● Action item
Nothing in the records may be changed; retype them in full.

● Web page and app entries
= = = =

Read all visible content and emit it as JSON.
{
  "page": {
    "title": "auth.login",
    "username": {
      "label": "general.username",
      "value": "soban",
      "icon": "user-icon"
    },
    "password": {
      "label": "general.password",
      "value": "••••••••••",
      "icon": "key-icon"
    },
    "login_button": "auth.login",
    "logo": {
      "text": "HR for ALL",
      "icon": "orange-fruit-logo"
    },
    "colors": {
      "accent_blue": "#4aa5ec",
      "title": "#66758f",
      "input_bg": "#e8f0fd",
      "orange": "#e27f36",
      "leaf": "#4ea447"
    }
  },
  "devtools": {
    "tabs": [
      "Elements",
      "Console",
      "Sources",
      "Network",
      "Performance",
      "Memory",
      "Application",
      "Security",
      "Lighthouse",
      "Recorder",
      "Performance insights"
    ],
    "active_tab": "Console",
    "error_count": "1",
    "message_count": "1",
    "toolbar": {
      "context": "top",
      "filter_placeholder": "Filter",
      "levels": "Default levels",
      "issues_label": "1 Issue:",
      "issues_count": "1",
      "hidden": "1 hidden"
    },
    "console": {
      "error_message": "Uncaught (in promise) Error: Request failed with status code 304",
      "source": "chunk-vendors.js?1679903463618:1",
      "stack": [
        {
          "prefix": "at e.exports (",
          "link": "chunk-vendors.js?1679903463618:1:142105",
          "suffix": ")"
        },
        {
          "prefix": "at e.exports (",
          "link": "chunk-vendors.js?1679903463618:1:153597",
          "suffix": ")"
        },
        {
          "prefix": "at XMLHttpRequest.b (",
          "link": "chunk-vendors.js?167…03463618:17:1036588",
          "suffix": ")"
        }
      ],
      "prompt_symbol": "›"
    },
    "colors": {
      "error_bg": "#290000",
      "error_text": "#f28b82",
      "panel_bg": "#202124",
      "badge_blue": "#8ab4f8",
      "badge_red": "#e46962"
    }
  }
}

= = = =

● Exercise output
Read all visible content and emit it as JSON.
{
  "page": {
    "title": "auth.login",
    "username": {
      "label": "general.username",
      "value": "soban",
      "icon": "user-icon"
    },
    "password": {
      "label": "general.password",
      "value": "••••••••••",
      "icon": "key-icon"
    },
    "login_button": "auth.login",
    "logo": {
      "text": "HR for ALL",
      "icon": "orange-fruit-logo"
    },
    "colors": {
      "accent_blue": "#4aa5ec",
      "title": "#66758f",
      "input_bg": "#e8f0fd",
      "orange": "#e27f36",
      "leaf": "#4ea447"
    }
  },
  "devtools": {
    "tabs": [
      "Elements",
      "Console",
      "Sources",
      "Network",
      "Performance",
      "Memory",
      "Application",
      "Security",
      "Lighthouse",
      "Recorder",
      "Performance insights"
    ],
    "active_tab": "Console",
    "error_count": "1",
    "message_count": "1",
    "toolbar": {
      "context": "top",
      "filter_placeholder": "Filter",
      "levels": "Default levels",
      "issues_label": "1 Issue:",
      "issues_count": "1",
      "hidden": "1 hidden"
    },
    "console": {
      "error_message": "Uncaught (in promise) Error: Request failed with status code 304",
      "source": "chunk-vendors.js?1679903463618:1",
      "stack": [
        {
          "prefix": "at e.exports (",
          "link": "chunk-vendors.js?1679903463618:1:142105",
          "suffix": ")"
        },
        {
          "prefix": "at e.exports (",
          "link": "chunk-vendors.js?1679903463618:1:153597",
          "suffix": ")"
        },
        {
          "prefix": "at XMLHttpRequest.b (",
          "link": "chunk-vendors.js?167…03463618:17:1036588",
          "suffix": ")"
        }
      ],
      "prompt_symbol": "›"
    },
    "colors": {
      "error_bg": "#290000",
      "error_text": "#f28b82",
      "panel_bg": "#202124",
      "badge_blue": "#8ab4f8",
      "badge_red": "#e46962"
    }
  }
}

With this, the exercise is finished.